Repeat each entry below without omitting a single word.

(Beginning of SUPPLIED ENTRIES)

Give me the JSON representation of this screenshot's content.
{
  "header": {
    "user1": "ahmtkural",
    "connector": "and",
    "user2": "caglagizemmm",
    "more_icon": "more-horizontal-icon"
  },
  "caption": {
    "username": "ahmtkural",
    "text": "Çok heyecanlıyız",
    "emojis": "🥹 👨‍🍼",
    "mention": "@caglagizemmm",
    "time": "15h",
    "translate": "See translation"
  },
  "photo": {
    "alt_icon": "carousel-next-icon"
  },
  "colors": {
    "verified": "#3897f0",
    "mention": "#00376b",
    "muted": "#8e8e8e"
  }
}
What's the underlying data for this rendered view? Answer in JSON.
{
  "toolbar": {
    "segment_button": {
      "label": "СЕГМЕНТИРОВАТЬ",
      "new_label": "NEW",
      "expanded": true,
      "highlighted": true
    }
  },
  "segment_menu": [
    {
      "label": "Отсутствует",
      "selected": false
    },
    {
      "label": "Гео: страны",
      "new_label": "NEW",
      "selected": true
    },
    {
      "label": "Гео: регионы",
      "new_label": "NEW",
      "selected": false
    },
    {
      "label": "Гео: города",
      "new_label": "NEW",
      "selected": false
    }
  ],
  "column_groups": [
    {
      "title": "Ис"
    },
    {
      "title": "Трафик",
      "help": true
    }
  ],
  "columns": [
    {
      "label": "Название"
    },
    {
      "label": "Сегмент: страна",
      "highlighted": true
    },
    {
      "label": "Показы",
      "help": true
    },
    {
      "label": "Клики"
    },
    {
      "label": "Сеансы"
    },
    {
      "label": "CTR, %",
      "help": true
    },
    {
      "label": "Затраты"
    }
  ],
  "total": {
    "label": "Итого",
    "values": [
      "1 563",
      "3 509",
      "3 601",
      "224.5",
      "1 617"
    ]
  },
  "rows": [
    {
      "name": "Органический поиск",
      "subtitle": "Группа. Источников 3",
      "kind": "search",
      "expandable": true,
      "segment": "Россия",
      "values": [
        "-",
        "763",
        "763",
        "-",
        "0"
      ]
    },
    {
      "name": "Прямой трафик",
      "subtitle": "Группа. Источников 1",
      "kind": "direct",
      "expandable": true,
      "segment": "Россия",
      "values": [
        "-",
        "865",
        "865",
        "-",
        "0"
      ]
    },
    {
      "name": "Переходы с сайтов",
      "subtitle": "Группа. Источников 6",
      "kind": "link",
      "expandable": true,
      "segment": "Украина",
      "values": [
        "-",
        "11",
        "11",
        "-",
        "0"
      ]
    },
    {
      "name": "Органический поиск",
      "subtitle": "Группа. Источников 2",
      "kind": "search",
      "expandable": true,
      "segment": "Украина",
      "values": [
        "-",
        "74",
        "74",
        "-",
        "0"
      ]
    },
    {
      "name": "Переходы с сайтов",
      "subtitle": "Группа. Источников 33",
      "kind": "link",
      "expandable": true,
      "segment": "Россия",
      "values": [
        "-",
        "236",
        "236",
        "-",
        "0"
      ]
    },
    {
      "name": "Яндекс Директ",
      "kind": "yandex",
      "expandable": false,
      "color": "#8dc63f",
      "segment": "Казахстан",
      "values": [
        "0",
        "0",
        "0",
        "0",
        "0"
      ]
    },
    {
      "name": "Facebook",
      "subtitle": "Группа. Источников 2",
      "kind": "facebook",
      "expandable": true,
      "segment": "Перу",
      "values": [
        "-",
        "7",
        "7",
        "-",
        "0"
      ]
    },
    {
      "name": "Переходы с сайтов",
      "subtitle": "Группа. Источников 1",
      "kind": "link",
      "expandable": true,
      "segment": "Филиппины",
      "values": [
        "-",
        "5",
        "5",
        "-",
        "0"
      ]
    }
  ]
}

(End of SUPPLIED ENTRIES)

> _EXPECTED ANSWER_:
Give me the JSON representation of this screenshot's content.
{
  "header": {
    "user1": "ahmtkural",
    "connector": "and",
    "user2": "caglagizemmm",
    "more_icon": "more-horizontal-icon"
  },
  "caption": {
    "username": "ahmtkural",
    "text": "Çok heyecanlıyız",
    "emojis": "🥹 👨‍🍼",
    "mention": "@caglagizemmm",
    "time": "15h",
    "translate": "See translation"
  },
  "photo": {
    "alt_icon": "carousel-next-icon"
  },
  "colors": {
    "verified": "#3897f0",
    "mention": "#00376b",
    "muted": "#8e8e8e"
  }
}
What's the underlying data for this rendered view? Answer in JSON.
{
  "toolbar": {
    "segment_button": {
      "label": "СЕГМЕНТИРОВАТЬ",
      "new_label": "NEW",
      "expanded": true,
      "highlighted": true
    }
  },
  "segment_menu": [
    {
      "label": "Отсутствует",
      "selected": false
    },
    {
      "label": "Гео: страны",
      "new_label": "NEW",
      "selected": true
    },
    {
      "label": "Гео: регионы",
      "new_label": "NEW",
      "selected": false
    },
    {
      "label": "Гео: города",
      "new_label": "NEW",
      "selected": false
    }
  ],
  "column_groups": [
    {
      "title": "Ис"
    },
    {
      "title": "Трафик",
      "help": true
    }
  ],
  "columns": [
    {
      "label": "Название"
    },
    {
      "label": "Сегмент: страна",
      "highlighted": true
    },
    {
      "label": "Показы",
      "help": true
    },
    {
      "label": "Клики"
    },
    {
      "label": "Сеансы"
    },
    {
      "label": "CTR, %",
      "help": true
    },
    {
      "label": "Затраты"
    }
  ],
  "total": {
    "label": "Итого",
    "values": [
      "1 563",
      "3 509",
      "3 601",
      "224.5",
      "1 617"
    ]
  },
  "rows": [
    {
      "name": "Органический поиск",
      "subtitle": "Группа. Источников 3",
      "kind": "search",
      "expandable": true,
      "segment": "Россия",
      "values": [
        "-",
        "763",
        "763",
        "-",
        "0"
      ]
    },
    {
      "name": "Прямой трафик",
      "subtitle": "Группа. Источников 1",
      "kind": "direct",
      "expandable": true,
      "segment": "Россия",
      "values": [
        "-",
        "865",
        "865",
        "-",
        "0"
      ]
    },
    {
      "name": "Переходы с сайтов",
      "subtitle": "Группа. Источников 6",
      "kind": "link",
      "expandable": true,
      "segment": "Украина",
      "values": [
        "-",
        "11",
        "11",
        "-",
        "0"
      ]
    },
    {
      "name": "Органический поиск",
      "subtitle": "Группа. Источников 2",
      "kind": "search",
      "expandable": true,
      "segment": "Украина",
      "values": [
        "-",
        "74",
        "74",
        "-",
        "0"
      ]
    },
    {
      "name": "Переходы с сайтов",
      "subtitle": "Группа. Источников 33",
      "kind": "link",
      "expandable": true,
      "segment": "Россия",
      "values": [
        "-",
        "236",
        "236",
        "-",
        "0"
      ]
    },
    {
      "name": "Яндекс Директ",
      "kind": "yandex",
      "expandable": false,
      "color": "#8dc63f",
      "segment": "Казахстан",
      "values": [
        "0",
        "0",
        "0",
        "0",
        "0"
      ]
    },
    {
      "name": "Facebook",
      "subtitle": "Группа. Источников 2",
      "kind": "facebook",
      "expandable": true,
      "segment": "Перу",
      "values": [
        "-",
        "7",
        "7",
        "-",
        "0"
      ]
    },
    {
      "name": "Переходы с сайтов",
      "subtitle": "Группа. Источников 1",
      "kind": "link",
      "expandable": true,
      "segment": "Филиппины",
      "values": [
        "-",
        "5",
        "5",
        "-",
        "0"
      ]
    }
  ]
}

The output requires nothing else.